She skipped off. “Daddy? Daaaa-ddddy. Are you ready to go?”
Her voice faded and my eyes closed again. Seconds later, a small hand patted my cheek again.
“He’s ready, mommy! We can go!”
Of course he was. Pasting a (very fake) smile on my face, I opened my eyes. “Awesome. Let’s go! Where’s your shoes?”
A short while later we piled in the car and got on our way.
By all rights, the evening should have been a disaster. We started with a tired, grouchy mom recovering from a stomach bug, a starving dad, and sat in a half-hour long traffic jam trying to get in. Once we got there, we discovered there were only three food vendors available. And worse yet, there were no balloons in sight. Not one.
But you know what? It wasn’t. It was actually kind of awesome.
Although there were only three vendors, we didn’t have to wait long. And the food? Was greasy and delicious. We gobbled up our sandwiches (pork tenderloin for him, fish for me, bits of both for Tori) from a shaded spot on the grass while listening to some slightly off-key local band.
Then we wandered the grounds, grabbed a free frisbee for Tori, and set her loose to run with a pack of kids. She giggled and grinned, and her good mood was infectious.
Before long, the balloonists began unfurling their precious cargo, and the real fun began.
The first balloon came to life before our eyes.
As it did, small children darted in to touch it, then ran back, squealing as the wind flopped it over. Then they stood back and watched in wonder as it launched into the sky.
Soon, other balloons came to life. There was a scarecrow, a dragon, and rainbow-hued balloons of all sorts. Their operators made sure they remained tethered to the ground, and as dusk fell, we were surrounded by dancing, roaring, glowing balloons.
The look on Tori’s face was pure magic.
And just when she thought it couldn’t get any better, the stage came to life and a band began to play. She looked at us with a silent question in her eyes.

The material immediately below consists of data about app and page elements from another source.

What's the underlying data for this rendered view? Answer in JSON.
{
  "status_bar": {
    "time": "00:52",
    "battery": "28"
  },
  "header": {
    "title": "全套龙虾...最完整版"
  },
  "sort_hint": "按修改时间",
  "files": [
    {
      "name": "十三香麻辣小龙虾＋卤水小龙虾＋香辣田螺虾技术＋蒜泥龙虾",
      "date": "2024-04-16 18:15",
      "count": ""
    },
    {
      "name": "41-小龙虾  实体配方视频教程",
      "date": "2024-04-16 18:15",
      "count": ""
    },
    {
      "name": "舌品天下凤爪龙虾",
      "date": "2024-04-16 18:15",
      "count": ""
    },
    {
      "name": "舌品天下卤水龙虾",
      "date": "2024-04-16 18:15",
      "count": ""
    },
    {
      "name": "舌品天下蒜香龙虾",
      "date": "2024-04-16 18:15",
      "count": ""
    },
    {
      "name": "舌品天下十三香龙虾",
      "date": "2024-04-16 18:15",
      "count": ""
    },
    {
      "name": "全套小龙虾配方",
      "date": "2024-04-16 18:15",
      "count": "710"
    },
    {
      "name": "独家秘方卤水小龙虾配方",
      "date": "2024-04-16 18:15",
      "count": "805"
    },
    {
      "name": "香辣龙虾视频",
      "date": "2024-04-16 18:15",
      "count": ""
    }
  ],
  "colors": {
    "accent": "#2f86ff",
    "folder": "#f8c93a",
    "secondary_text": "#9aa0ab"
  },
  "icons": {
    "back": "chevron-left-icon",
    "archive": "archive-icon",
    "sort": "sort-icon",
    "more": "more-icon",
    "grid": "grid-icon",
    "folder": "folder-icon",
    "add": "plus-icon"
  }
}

“Go ahead, sweetie. Go dance,” I said, and she took off for the stage. Then she and a group of other hyperactive kids up way past their bedtimes danced and pranced and twirled their hearts out.
All too soon it was time to go.
As I buckled her into her car seat, Tori grabbed my hair and asked, “Can we do this again tomorrow?”
I kissed her forehead and said “no, sweetie, it’s over for the year. But maybe next year.”
“Okay,” she said. “What about ice cream? Can we go get ice cream now?”
We did. And it was delicious.
It was the perfect end to a perfect summer night.